Microstructural investigation and mechanical behavior of a two-material component fabricated through selective laser melting of AlSi10Mg on an Al-Cu-Ni-Fe-Mg cast alloy substrate

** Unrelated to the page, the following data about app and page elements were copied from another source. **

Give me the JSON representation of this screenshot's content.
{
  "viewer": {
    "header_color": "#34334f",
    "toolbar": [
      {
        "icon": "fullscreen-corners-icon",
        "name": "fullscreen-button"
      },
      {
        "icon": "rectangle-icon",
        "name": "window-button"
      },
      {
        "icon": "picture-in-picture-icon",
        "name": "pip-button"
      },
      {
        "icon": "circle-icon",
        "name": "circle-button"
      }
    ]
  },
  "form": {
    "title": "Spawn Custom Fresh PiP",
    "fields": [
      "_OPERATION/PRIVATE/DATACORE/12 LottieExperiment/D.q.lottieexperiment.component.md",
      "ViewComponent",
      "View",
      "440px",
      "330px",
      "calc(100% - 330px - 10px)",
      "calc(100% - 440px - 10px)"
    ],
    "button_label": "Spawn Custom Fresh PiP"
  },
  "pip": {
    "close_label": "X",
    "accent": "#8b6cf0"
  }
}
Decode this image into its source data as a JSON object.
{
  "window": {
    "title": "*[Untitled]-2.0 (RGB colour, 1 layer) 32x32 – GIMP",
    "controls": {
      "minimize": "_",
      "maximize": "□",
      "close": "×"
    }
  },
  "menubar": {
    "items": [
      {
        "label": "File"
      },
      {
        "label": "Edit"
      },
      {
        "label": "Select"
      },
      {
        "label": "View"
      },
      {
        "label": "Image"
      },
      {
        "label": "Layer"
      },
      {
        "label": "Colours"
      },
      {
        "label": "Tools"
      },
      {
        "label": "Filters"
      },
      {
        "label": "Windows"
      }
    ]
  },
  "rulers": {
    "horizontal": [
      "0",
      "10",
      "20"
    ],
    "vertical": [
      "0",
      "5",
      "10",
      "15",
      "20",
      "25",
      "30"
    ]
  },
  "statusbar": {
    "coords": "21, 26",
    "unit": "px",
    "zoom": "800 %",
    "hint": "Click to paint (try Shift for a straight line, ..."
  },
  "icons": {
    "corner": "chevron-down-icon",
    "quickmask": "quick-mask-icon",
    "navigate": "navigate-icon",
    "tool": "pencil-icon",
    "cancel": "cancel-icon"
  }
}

A hybrid-part made of two materials was fabricated by selective laser melting (SLM) of AlSi10Mg on an Al-Cu-Ni-Fe-Mg cast alloy substrate. The microstructure of the two-material component and the interface is investigated using multi-scale characterization techniques including optical microscopy (OM), scanning electron microscopy (SEM), electron backscatter diffraction (EBSD), and transmission electron microscopy (TEM). The microstructure of SLM-AlSi10Mg consists of fine cellular dendrites and columnar grains, developed along the building direction, where the substrate cast alloy is featured by large equiaxed grains. OM and SEM studies of the interface show a sound metallurgical bonding as a result of the melting of AlSi10Mg powder and partial melting of the cast substrate assisted by the circulate flows and Marangoni convection. The circulate flows cause complex phenomena at the interface, which lead to the dilution of alloying elements and a variation in the microstructure of the first consolidated layer of SLM-AlSi10Mg (as a result of variation in thermal gradient and solidification rate). TEM investigations of the interface reveal segregation of alloying elements at the interdendritic regions after solidification. Moreover, no precipitate is formed on top of the interface, due to the rapid solidification and dilution of the alloying elements. EBSD analysis of the interface shows substantial differences in the grain structure of SLM-AlSi10Mg and the cast substrate, in terms of size and morphology. Mechanical properties of the hybrid material are studied afterwards using Vickers microhardness measurements, nanoindentation and quasi-static uniaxial tensile tests. The SLM-AlSi10Mg side of the hybrid-part possesses better performance, mainly due to its finer and hierarchical microstructure.

Publication Title

Additive Manufacturing